The following are some examples of Chinese cooking wine: Dry sherry – yes, regular cheap and cheery dry sherry; Mirin – a Japanese sweet cooking wine. Since Mirin is significantly sweeter than Chinese Cooking Wine, eliminate or decrease the sugar called for in the recipe if you use it. The greatest Shaoxing Wine replacements
Can I use rice wine vinegar instead of Shaoxing wine?
Moreover, rice vinegar (also known as rice wine vinegar) does not contain alcohol. When substituting a greater amount of Shaoxing wine, add a little bit of rice vinegar to decrease the sweetness of the grape juice.

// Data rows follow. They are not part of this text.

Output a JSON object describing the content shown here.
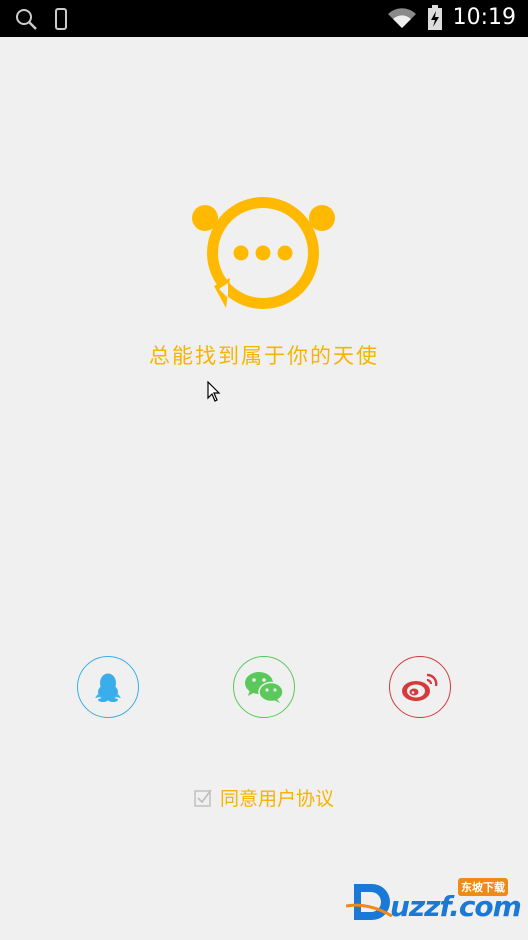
{
  "status_bar": {
    "time": "10:19",
    "icons": [
      "search-icon",
      "phone-icon",
      "wifi-icon",
      "battery-icon"
    ]
  },
  "brand": {
    "slogan": "总能找到属于你的天使",
    "accent_color": "#f6b400",
    "logo_icon": "chat-bubble-bear-icon"
  },
  "login": {
    "options": [
      {
        "icon": "qq-icon",
        "color": "#3aaeea"
      },
      {
        "icon": "wechat-icon",
        "color": "#5ac85a"
      },
      {
        "icon": "weibo-icon",
        "color": "#d43a3a"
      }
    ]
  },
  "agreement": {
    "checked": true,
    "label": "同意用户协议"
  },
  "watermark": {
    "text": "uzzf.com",
    "sub": "东坡下载"
  }
}
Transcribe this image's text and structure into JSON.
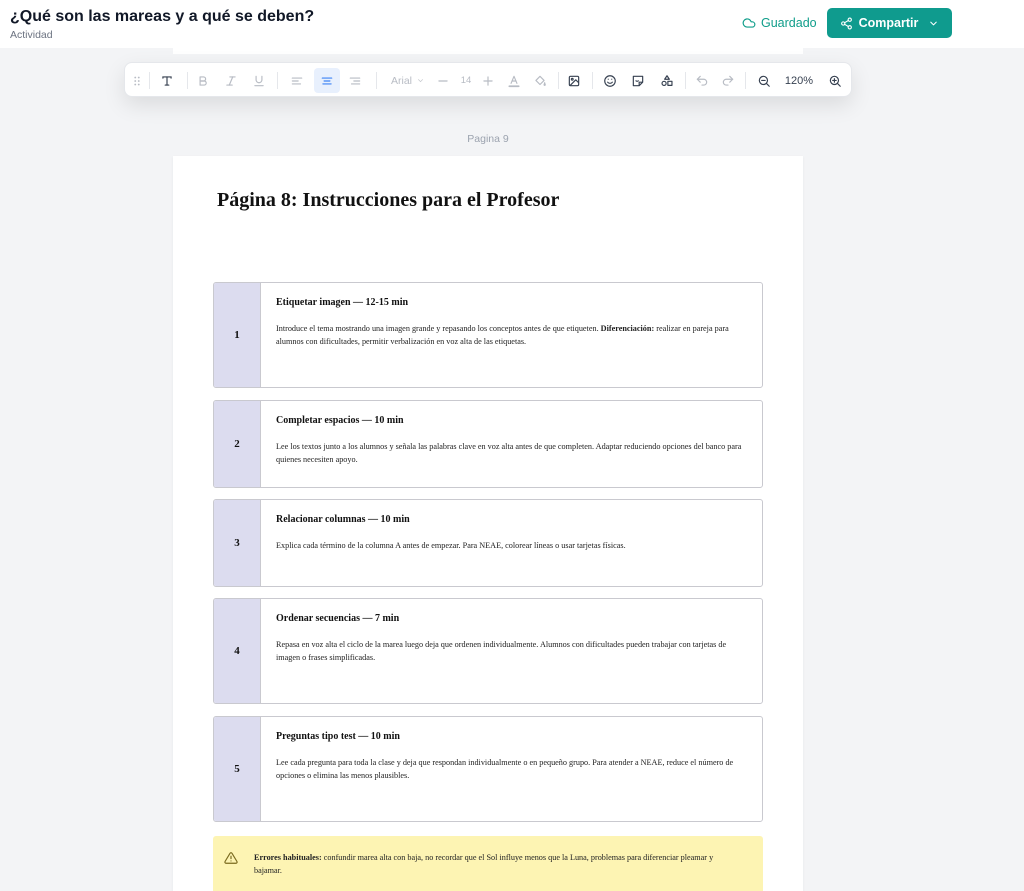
{
  "header": {
    "title": "¿Qué son las mareas y a qué se deben?",
    "subtitle": "Actividad",
    "saved_label": "Guardado",
    "share_label": "Compartir"
  },
  "toolbar": {
    "font_name": "Arial",
    "font_size": "14",
    "zoom": "120%"
  },
  "page_label": "Pagina 9",
  "page": {
    "title": "Página 8: Instrucciones para el Profesor",
    "cards": [
      {
        "number": "1",
        "title": "Etiquetar imagen — 12-15 min",
        "text_before": "Introduce el tema mostrando una imagen grande y repasando los conceptos antes de que etiqueten. ",
        "text_bold": "Diferenciación:",
        "text_after": " realizar en pareja para alumnos con dificultades, permitir verbalización en voz alta de las etiquetas."
      },
      {
        "number": "2",
        "title": "Completar espacios — 10 min",
        "text": "Lee los textos junto a los alumnos y señala las palabras clave en voz alta antes de que completen. Adaptar reduciendo opciones del banco para quienes necesiten apoyo."
      },
      {
        "number": "3",
        "title": "Relacionar columnas — 10 min",
        "text": "Explica cada término de la columna A antes de empezar. Para NEAE, colorear líneas o usar tarjetas físicas."
      },
      {
        "number": "4",
        "title": "Ordenar secuencias — 7 min",
        "text": "Repasa en voz alta el ciclo de la marea luego deja que ordenen individualmente. Alumnos con dificultades pueden trabajar con tarjetas de imagen o frases simplificadas."
      },
      {
        "number": "5",
        "title": "Preguntas tipo test — 10 min",
        "text": "Lee cada pregunta para toda la clase y deja que respondan individualmente o en pequeño grupo. Para atender a NEAE, reduce el número de opciones o elimina las menos plausibles."
      }
    ],
    "warning": {
      "label": "Errores habituales:",
      "text": " confundir marea alta con baja, no recordar que el Sol influye menos que la Luna, problemas para diferenciar pleamar y bajamar."
    }
  },
  "colors": {
    "accent": "#0f9b8e",
    "saved": "#0f9d8a",
    "number_column": "#dcdcef",
    "warning_bg": "#fdf4b3"
  },
  "icons": {
    "saved": "cloud-icon",
    "share": "share-icon",
    "warning": "warning-triangle-icon"
  }
}
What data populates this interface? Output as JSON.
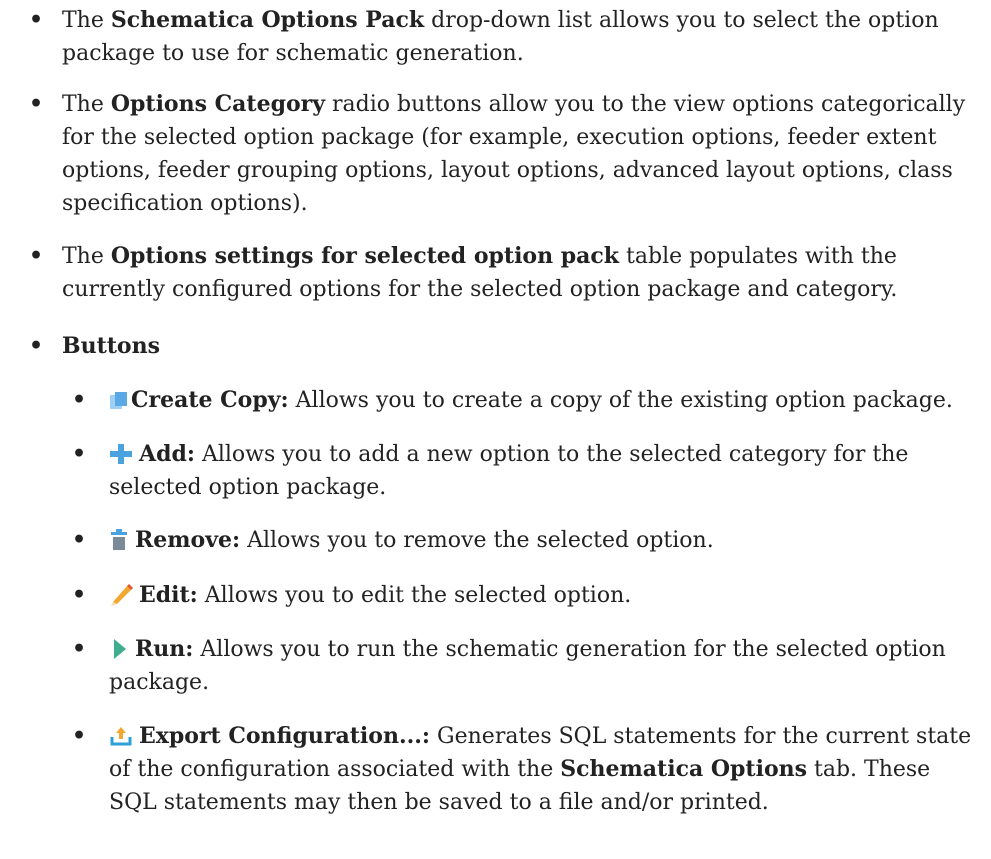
{
  "items": [
    {
      "pre": "The ",
      "bold": "Schematica Options Pack",
      "post": " drop-down list allows you to select the option package to use for schematic generation."
    },
    {
      "pre": "The ",
      "bold": "Options Category",
      "post": " radio buttons allow you to the view options categorically for the selected option package (for example, execution options, feeder extent options, feeder grouping options, layout options, advanced layout options, class specification options)."
    },
    {
      "pre": "The ",
      "bold": "Options settings for selected option pack",
      "post": " table populates with the currently configured options for the selected option package and category."
    }
  ],
  "buttons_heading": "Buttons",
  "buttons": [
    {
      "icon": "copy-icon",
      "label": "Create Copy:",
      "desc": " Allows you to create a copy of the existing option package."
    },
    {
      "icon": "add-icon",
      "label": "Add:",
      "desc": " Allows you to add a new option to the selected category for the selected option package."
    },
    {
      "icon": "trash-icon",
      "label": "Remove:",
      "desc": " Allows you to remove the selected option."
    },
    {
      "icon": "pencil-icon",
      "label": "Edit:",
      "desc": " Allows you to edit the selected option."
    },
    {
      "icon": "play-icon",
      "label": "Run:",
      "desc": " Allows you to run the schematic generation for the selected option package."
    },
    {
      "icon": "export-icon",
      "label": "Export Configuration...:",
      "desc": " Generates SQL statements for the current state of the configuration associated with the ",
      "desc_bold": "Schematica Options",
      "desc_post": " tab. These SQL statements may then be saved to a file and/or printed."
    }
  ],
  "colors": {
    "text": "#222222",
    "copy": "#5aa9e6",
    "add": "#4aa3df",
    "trash": "#7a8a96",
    "pencil": "#f0a830",
    "play": "#3fae8f",
    "export": "#2f9fd8"
  }
}
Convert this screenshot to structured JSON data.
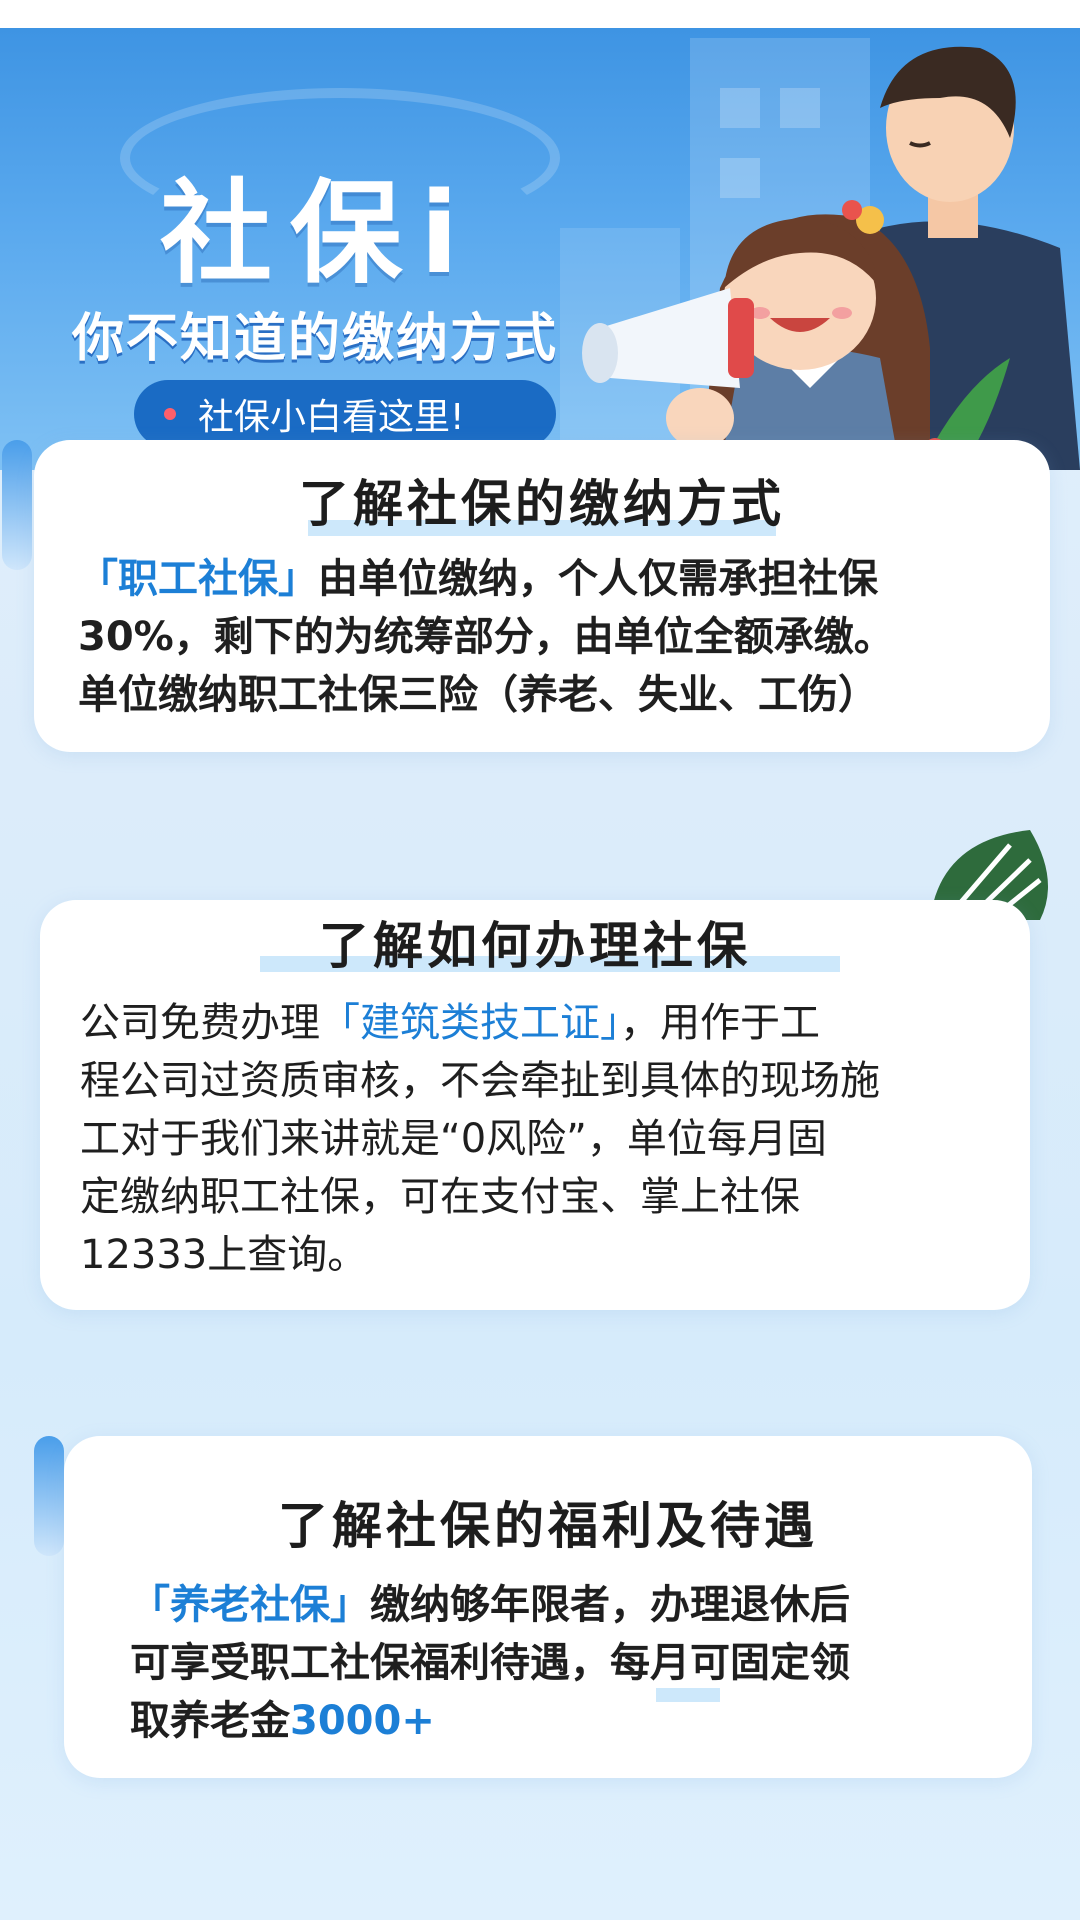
{
  "banner": {
    "title": "社保i",
    "subtitle": "你不知道的缴纳方式",
    "pill_text": "社保小白看这里!"
  },
  "sections": [
    {
      "title": "了解社保的缴纳方式",
      "lines": [
        {
          "highlight": "「职工社保」",
          "text": "由单位缴纳，个人仅需承担社保"
        },
        {
          "text": "30%，剩下的为统筹部分，由单位全额承缴。"
        },
        {
          "text": "单位缴纳职工社保三险（养老、失业、工伤）"
        }
      ]
    },
    {
      "title": "了解如何办理社保",
      "lines": [
        {
          "prefix": "公司免费办理",
          "highlight": "「建筑类技工证」",
          "text": "，用作于工"
        },
        {
          "text": "程公司过资质审核，不会牵扯到具体的现场施"
        },
        {
          "text": "工对于我们来讲就是“0风险”，单位每月固"
        },
        {
          "text": "定缴纳职工社保，可在支付宝、掌上社保"
        },
        {
          "text": "12333上查询。"
        }
      ]
    },
    {
      "title": "了解社保的福利及待遇",
      "lines": [
        {
          "highlight": "「养老社保」",
          "text": "缴纳够年限者，办理退休后"
        },
        {
          "text": "可享受职工社保福利待遇，每月可固定领"
        },
        {
          "prefix": "取养老金",
          "highlight": "3000+"
        }
      ]
    }
  ],
  "colors": {
    "accent": "#1c7fd6",
    "banner": "#3e94e3",
    "pill": "#1a6bc4",
    "highlight_bar": "#cde8fb"
  }
}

For every 1 cup of Shaoxing wine, combine 12 cup white grape juice and 1 tablespoon rice vinegar.
Can I use apple cider vinegar instead of Shaoxing wine?
White wine vinegar is an excellent substitute for rice wine. Apple cider vinegar is even better since it is gentler and has a little more sweetness. They’re both sour, with a sharp, powerful aftertaste; but, in little doses, they’ll suffice.
Is Shaoxing wine the same as rice wine vinegar?
Shaoxing (Chinese rice wine), mirin (sweet Japanese rice wine), and sake are all common types of rice wine (dry Japanese rice wine). Rice vinegar, often known as rice wine vinegar (which adds to the confusion), is manufactured by fermenting rice sugars into alcohol and subsequently acid.
Can you replace Shaoxing wine with white wine?
A standard dry white wine for cooking is not the same as a classic Shaoxing wine, but it may lend a wonderful mild alcoholic taste to a meal and can be used in place of rice wine in an emergency. Just make sure you pick a dry white wine rather than a sweet one.
Can I use black vinegar instead of Shaoxing wine?
Almost every time I prepare beef, I use rice wine. Black vinegar may be used to add a little of acidity to a meal to enhance its taste. It’s a staple in Shanghainese sweet-and-sour meals like sweet-and-sour spareribs.
Is Shaoxing wine the same as mirin?
Some sources claim that mirin is an excellent Shaoxing wine alternative, and that it will suffice if you reduce the sugar in your recipe. Dry sherry is a better, closer option (not cooking sherry). Mirin has a sweeter flavor than Shaoxing wine, which has a deep, fragrant, and somewhat sweet taste.
What can I replace cooking wine with?
Alcohol-free red wine is the best cooking wine substitute.
Broth with beef.
Broth made from chicken.
Red wine vinegar (for a comparable taste, use 12 vinegar and 12 water).
May 17, 2022 Cranberry juice* Pomegranate juice*
What is the best non alcoholic substitute for Shaoxing wine?
Shaoxing Wine Non-Alcoholic Replacement
If you are unable to drink alcohol due to health, religious, or personal reasons, the most frequent non-alcoholic replacement in a stir-fry or sauce application (in quantities equal to or less than 2 tablespoons) is chicken, mushroom, or vegetable stock.
Can I use balsamic vinegar instead of Chinese cooking wine?
3. Balsamic Vinegar with Soy Sauce. Balsamic vinegar is more sweeter than Chinkiang vinegar, yet the rich caramelly flavors in both are comparable. 1 tablespoon Chinkiang is 1.5 teaspoons balsamic vinegar plus 1.5 teaspoons soy sauce.